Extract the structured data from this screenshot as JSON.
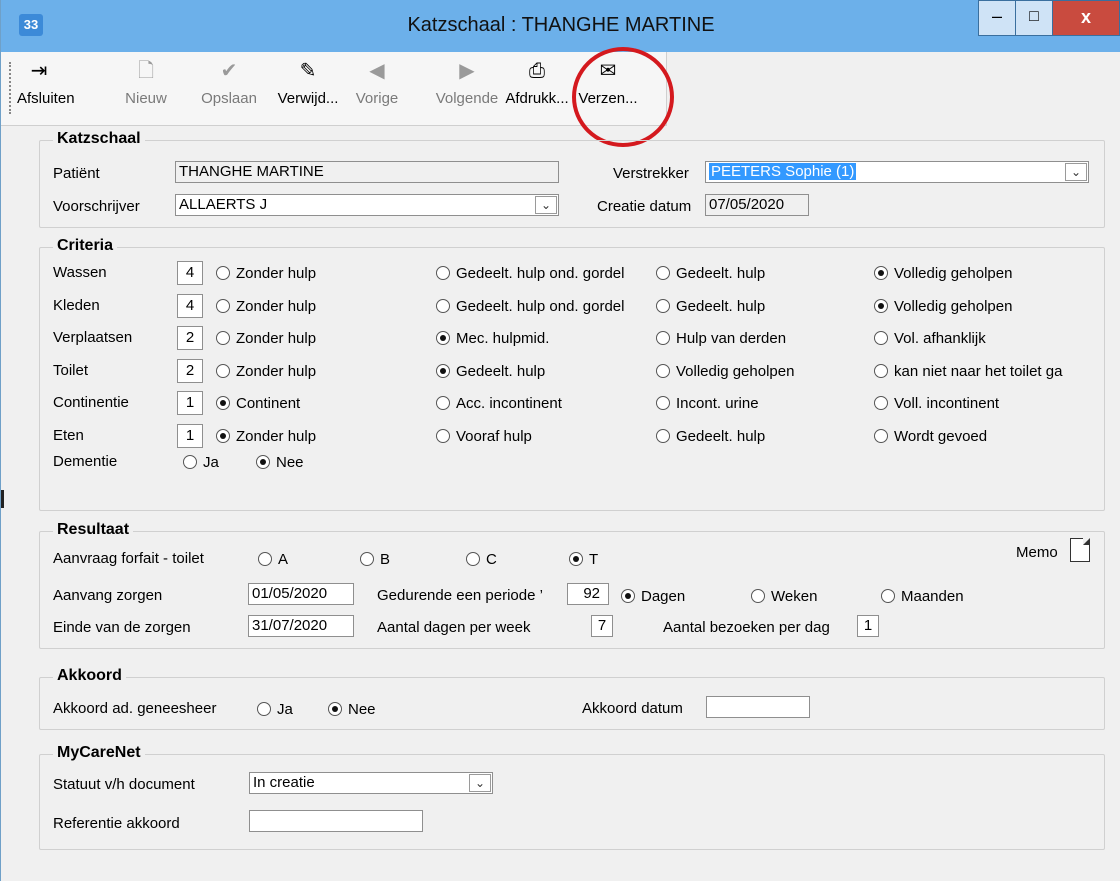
{
  "window": {
    "title": "Katzschaal : THANGHE MARTINE",
    "app_icon": "33",
    "minimize": "–",
    "maximize": "□",
    "close": "x"
  },
  "toolbar": [
    {
      "key": "afsluiten",
      "label": "Afsluiten",
      "icon": "exit-door-icon",
      "glyph": "⇥",
      "enabled": true
    },
    {
      "key": "nieuw",
      "label": "Nieuw",
      "icon": "new-document-icon",
      "glyph": "🗋",
      "enabled": false
    },
    {
      "key": "opslaan",
      "label": "Opslaan",
      "icon": "checkmark-icon",
      "glyph": "✔",
      "enabled": false
    },
    {
      "key": "verwijderen",
      "label": "Verwijd...",
      "icon": "eraser-icon",
      "glyph": "✎",
      "enabled": true
    },
    {
      "key": "vorige",
      "label": "Vorige",
      "icon": "arrow-left-icon",
      "glyph": "◀",
      "enabled": false
    },
    {
      "key": "volgende",
      "label": "Volgende",
      "icon": "arrow-right-icon",
      "glyph": "▶",
      "enabled": false
    },
    {
      "key": "afdrukken",
      "label": "Afdrukk...",
      "icon": "printer-icon",
      "glyph": "⎙",
      "enabled": true
    },
    {
      "key": "verzenden",
      "label": "Verzen...",
      "icon": "send-icon",
      "glyph": "✉",
      "enabled": true
    }
  ],
  "katzschaal": {
    "title": "Katzschaal",
    "patient_label": "Patiënt",
    "patient_value": "THANGHE MARTINE",
    "voorschrijver_label": "Voorschrijver",
    "voorschrijver_value": "ALLAERTS J",
    "verstrekker_label": "Verstrekker",
    "verstrekker_value": "PEETERS Sophie (1)",
    "creatie_label": "Creatie datum",
    "creatie_value": "07/05/2020",
    "dropdown_glyph": "⌄"
  },
  "criteria": {
    "title": "Criteria",
    "rows": [
      {
        "label": "Wassen",
        "score": "4",
        "options": [
          "Zonder hulp",
          "Gedeelt. hulp ond. gordel",
          "Gedeelt. hulp",
          "Volledig geholpen"
        ],
        "selected": 3
      },
      {
        "label": "Kleden",
        "score": "4",
        "options": [
          "Zonder hulp",
          "Gedeelt. hulp ond. gordel",
          "Gedeelt. hulp",
          "Volledig geholpen"
        ],
        "selected": 3
      },
      {
        "label": "Verplaatsen",
        "score": "2",
        "options": [
          "Zonder hulp",
          "Mec. hulpmid.",
          "Hulp van derden",
          "Vol. afhanklijk"
        ],
        "selected": 1
      },
      {
        "label": "Toilet",
        "score": "2",
        "options": [
          "Zonder hulp",
          "Gedeelt. hulp",
          "Volledig geholpen",
          "kan niet naar het toilet ga"
        ],
        "selected": 1
      },
      {
        "label": "Continentie",
        "score": "1",
        "options": [
          "Continent",
          "Acc. incontinent",
          "Incont. urine",
          "Voll. incontinent"
        ],
        "selected": 0
      },
      {
        "label": "Eten",
        "score": "1",
        "options": [
          "Zonder hulp",
          "Vooraf hulp",
          "Gedeelt. hulp",
          "Wordt gevoed"
        ],
        "selected": 0
      }
    ],
    "dementie_label": "Dementie",
    "dementie_options": [
      "Ja",
      "Nee"
    ],
    "dementie_selected": 1
  },
  "resultaat": {
    "title": "Resultaat",
    "forfait_label": "Aanvraag forfait - toilet",
    "forfait_options": [
      "A",
      "B",
      "C",
      "T"
    ],
    "forfait_selected": 3,
    "memo_label": "Memo",
    "aanvang_label": "Aanvang zorgen",
    "aanvang_value": "01/05/2020",
    "periode_label": "Gedurende een periode ’",
    "periode_value": "92",
    "periode_options": [
      "Dagen",
      "Weken",
      "Maanden"
    ],
    "periode_selected": 0,
    "einde_label": "Einde van de zorgen",
    "einde_value": "31/07/2020",
    "dagen_label": "Aantal dagen per week",
    "dagen_value": "7",
    "bezoeken_label": "Aantal bezoeken per dag",
    "bezoeken_value": "1"
  },
  "akkoord": {
    "title": "Akkoord",
    "geneesheer_label": "Akkoord ad. geneesheer",
    "geneesheer_options": [
      "Ja",
      "Nee"
    ],
    "geneesheer_selected": 1,
    "datum_label": "Akkoord datum",
    "datum_value": ""
  },
  "mycarenet": {
    "title": "MyCareNet",
    "statuut_label": "Statuut v/h document",
    "statuut_value": "In creatie",
    "referentie_label": "Referentie akkoord",
    "referentie_value": ""
  },
  "colors": {
    "titlebar": "#6cb0ea",
    "selection": "#3399ff",
    "highlight_circle": "#d4191e",
    "close_button": "#c94b3f"
  }
}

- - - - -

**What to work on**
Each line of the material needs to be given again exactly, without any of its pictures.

**Output of the exercise**
Extract the structured data from this screenshot as JSON.
{
  "window": {
    "title": "Katzschaal : THANGHE MARTINE",
    "app_icon": "33",
    "minimize": "–",
    "maximize": "□",
    "close": "x"
  },
  "toolbar": [
    {
      "key": "afsluiten",
      "label": "Afsluiten",
      "icon": "exit-door-icon",
      "glyph": "⇥",
      "enabled": true
    },
    {
      "key": "nieuw",
      "label": "Nieuw",
      "icon": "new-document-icon",
      "glyph": "🗋",
      "enabled": false
    },
    {
      "key": "opslaan",
      "label": "Opslaan",
      "icon": "checkmark-icon",
      "glyph": "✔",
      "enabled": false
    },
    {
      "key": "verwijderen",
      "label": "Verwijd...",
      "icon": "eraser-icon",
      "glyph": "✎",
      "enabled": true
    },
    {
      "key": "vorige",
      "label": "Vorige",
      "icon": "arrow-left-icon",
      "glyph": "◀",
      "enabled": false
    },
    {
      "key": "volgende",
      "label": "Volgende",
      "icon": "arrow-right-icon",
      "glyph": "▶",
      "enabled": false
    },
    {
      "key": "afdrukken",
      "label": "Afdrukk...",
      "icon": "printer-icon",
      "glyph": "⎙",
      "enabled": true
    },
    {
      "key": "verzenden",
      "label": "Verzen...",
      "icon": "send-icon",
      "glyph": "✉",
      "enabled": true
    }
  ],
  "katzschaal": {
    "title": "Katzschaal",
    "patient_label": "Patiënt",
    "patient_value": "THANGHE MARTINE",
    "voorschrijver_label": "Voorschrijver",
    "voorschrijver_value": "ALLAERTS J",
    "verstrekker_label": "Verstrekker",
    "verstrekker_value": "PEETERS Sophie (1)",
    "creatie_label": "Creatie datum",
    "creatie_value": "07/05/2020",
    "dropdown_glyph": "⌄"
  },
  "criteria": {
    "title": "Criteria",
    "rows": [
      {
        "label": "Wassen",
        "score": "4",
        "options": [
          "Zonder hulp",
          "Gedeelt. hulp ond. gordel",
          "Gedeelt. hulp",
          "Volledig geholpen"
        ],
        "selected": 3
      },
      {
        "label": "Kleden",
        "score": "4",
        "options": [
          "Zonder hulp",
          "Gedeelt. hulp ond. gordel",
          "Gedeelt. hulp",
          "Volledig geholpen"
        ],
        "selected": 3
      },
      {
        "label": "Verplaatsen",
        "score": "2",
        "options": [
          "Zonder hulp",
          "Mec. hulpmid.",
          "Hulp van derden",
          "Vol. afhanklijk"
        ],
        "selected": 1
      },
      {
        "label": "Toilet",
        "score": "2",
        "options": [
          "Zonder hulp",
          "Gedeelt. hulp",
          "Volledig geholpen",
          "kan niet naar het toilet ga"
        ],
        "selected": 1
      },
      {
        "label": "Continentie",
        "score": "1",
        "options": [
          "Continent",
          "Acc. incontinent",
          "Incont. urine",
          "Voll. incontinent"
        ],
        "selected": 0
      },
      {
        "label": "Eten",
        "score": "1",
        "options": [
          "Zonder hulp",
          "Vooraf hulp",
          "Gedeelt. hulp",
          "Wordt gevoed"
        ],
        "selected": 0
      }
    ],
    "dementie_label": "Dementie",
    "dementie_options": [
      "Ja",
      "Nee"
    ],
    "dementie_selected": 1
  },
  "resultaat": {
    "title": "Resultaat",
    "forfait_label": "Aanvraag forfait - toilet",
    "forfait_options": [
      "A",
      "B",
      "C",
      "T"
    ],
    "forfait_selected": 3,
    "memo_label": "Memo",
    "aanvang_label": "Aanvang zorgen",
    "aanvang_value": "01/05/2020",
    "periode_label": "Gedurende een periode ’",
    "periode_value": "92",
    "periode_options": [
      "Dagen",
      "Weken",
      "Maanden"
    ],
    "periode_selected": 0,
    "einde_label": "Einde van de zorgen",
    "einde_value": "31/07/2020",
    "dagen_label": "Aantal dagen per week",
    "dagen_value": "7",
    "bezoeken_label": "Aantal bezoeken per dag",
    "bezoeken_value": "1"
  },
  "akkoord": {
    "title": "Akkoord",
    "geneesheer_label": "Akkoord ad. geneesheer",
    "geneesheer_options": [
      "Ja",
      "Nee"
    ],
    "geneesheer_selected": 1,
    "datum_label": "Akkoord datum",
    "datum_value": ""
  },
  "mycarenet": {
    "title": "MyCareNet",
    "statuut_label": "Statuut v/h document",
    "statuut_value": "In creatie",
    "referentie_label": "Referentie akkoord",
    "referentie_value": ""
  },
  "colors": {
    "titlebar": "#6cb0ea",
    "selection": "#3399ff",
    "highlight_circle": "#d4191e",
    "close_button": "#c94b3f"
  }
}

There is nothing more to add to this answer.